----- Available data -----

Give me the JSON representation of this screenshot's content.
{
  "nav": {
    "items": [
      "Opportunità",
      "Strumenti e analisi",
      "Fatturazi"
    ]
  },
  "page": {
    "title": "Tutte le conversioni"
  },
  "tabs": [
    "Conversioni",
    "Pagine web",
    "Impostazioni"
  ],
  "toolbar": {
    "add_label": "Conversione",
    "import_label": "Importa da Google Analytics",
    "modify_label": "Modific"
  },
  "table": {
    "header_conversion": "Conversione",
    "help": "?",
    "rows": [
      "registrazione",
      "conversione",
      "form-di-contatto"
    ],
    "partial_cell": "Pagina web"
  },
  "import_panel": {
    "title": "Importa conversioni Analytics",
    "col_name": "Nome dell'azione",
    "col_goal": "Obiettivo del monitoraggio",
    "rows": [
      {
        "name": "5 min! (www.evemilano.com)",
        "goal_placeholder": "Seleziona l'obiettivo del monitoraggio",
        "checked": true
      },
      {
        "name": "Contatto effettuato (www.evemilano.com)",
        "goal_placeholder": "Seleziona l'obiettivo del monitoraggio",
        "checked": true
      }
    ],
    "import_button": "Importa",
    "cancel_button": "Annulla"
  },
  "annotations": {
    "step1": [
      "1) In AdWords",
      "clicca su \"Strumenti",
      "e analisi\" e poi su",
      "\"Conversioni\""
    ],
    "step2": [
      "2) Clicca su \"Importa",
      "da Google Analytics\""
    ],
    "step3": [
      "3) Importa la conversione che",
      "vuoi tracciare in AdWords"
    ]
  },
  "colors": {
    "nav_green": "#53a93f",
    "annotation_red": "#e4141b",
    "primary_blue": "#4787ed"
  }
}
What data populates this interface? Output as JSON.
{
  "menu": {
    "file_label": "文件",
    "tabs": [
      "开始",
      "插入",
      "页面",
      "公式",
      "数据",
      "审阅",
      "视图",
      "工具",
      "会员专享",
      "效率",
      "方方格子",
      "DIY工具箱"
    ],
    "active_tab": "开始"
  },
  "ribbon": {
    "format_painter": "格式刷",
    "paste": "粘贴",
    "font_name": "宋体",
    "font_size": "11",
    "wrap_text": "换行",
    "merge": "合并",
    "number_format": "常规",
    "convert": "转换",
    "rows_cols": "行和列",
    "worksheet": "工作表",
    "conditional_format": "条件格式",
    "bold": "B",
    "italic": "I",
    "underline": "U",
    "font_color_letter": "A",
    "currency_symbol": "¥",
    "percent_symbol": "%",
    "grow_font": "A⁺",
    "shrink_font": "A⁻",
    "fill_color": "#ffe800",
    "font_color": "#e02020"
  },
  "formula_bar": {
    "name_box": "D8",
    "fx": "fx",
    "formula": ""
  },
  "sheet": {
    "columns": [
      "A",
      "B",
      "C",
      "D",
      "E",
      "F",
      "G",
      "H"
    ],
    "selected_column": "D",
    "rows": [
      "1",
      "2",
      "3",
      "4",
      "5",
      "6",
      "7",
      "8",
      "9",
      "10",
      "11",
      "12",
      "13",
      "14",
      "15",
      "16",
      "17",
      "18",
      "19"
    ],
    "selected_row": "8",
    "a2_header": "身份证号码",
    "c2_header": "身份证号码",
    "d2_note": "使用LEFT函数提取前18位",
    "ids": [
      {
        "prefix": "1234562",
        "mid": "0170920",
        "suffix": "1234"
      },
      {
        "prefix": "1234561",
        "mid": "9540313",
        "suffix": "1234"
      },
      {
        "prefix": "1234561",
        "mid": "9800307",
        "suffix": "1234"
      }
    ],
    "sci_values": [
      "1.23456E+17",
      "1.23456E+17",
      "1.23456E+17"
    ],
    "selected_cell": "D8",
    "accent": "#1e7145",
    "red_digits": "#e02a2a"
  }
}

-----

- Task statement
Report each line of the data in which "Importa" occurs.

- Solution for this exercise
    "import_label": "Importa da Google Analytics",
    "title": "Importa conversioni Analytics",
    "import_button": "Importa",
      "2) Clicca su \"Importa",
      "3) Importa la conversione che",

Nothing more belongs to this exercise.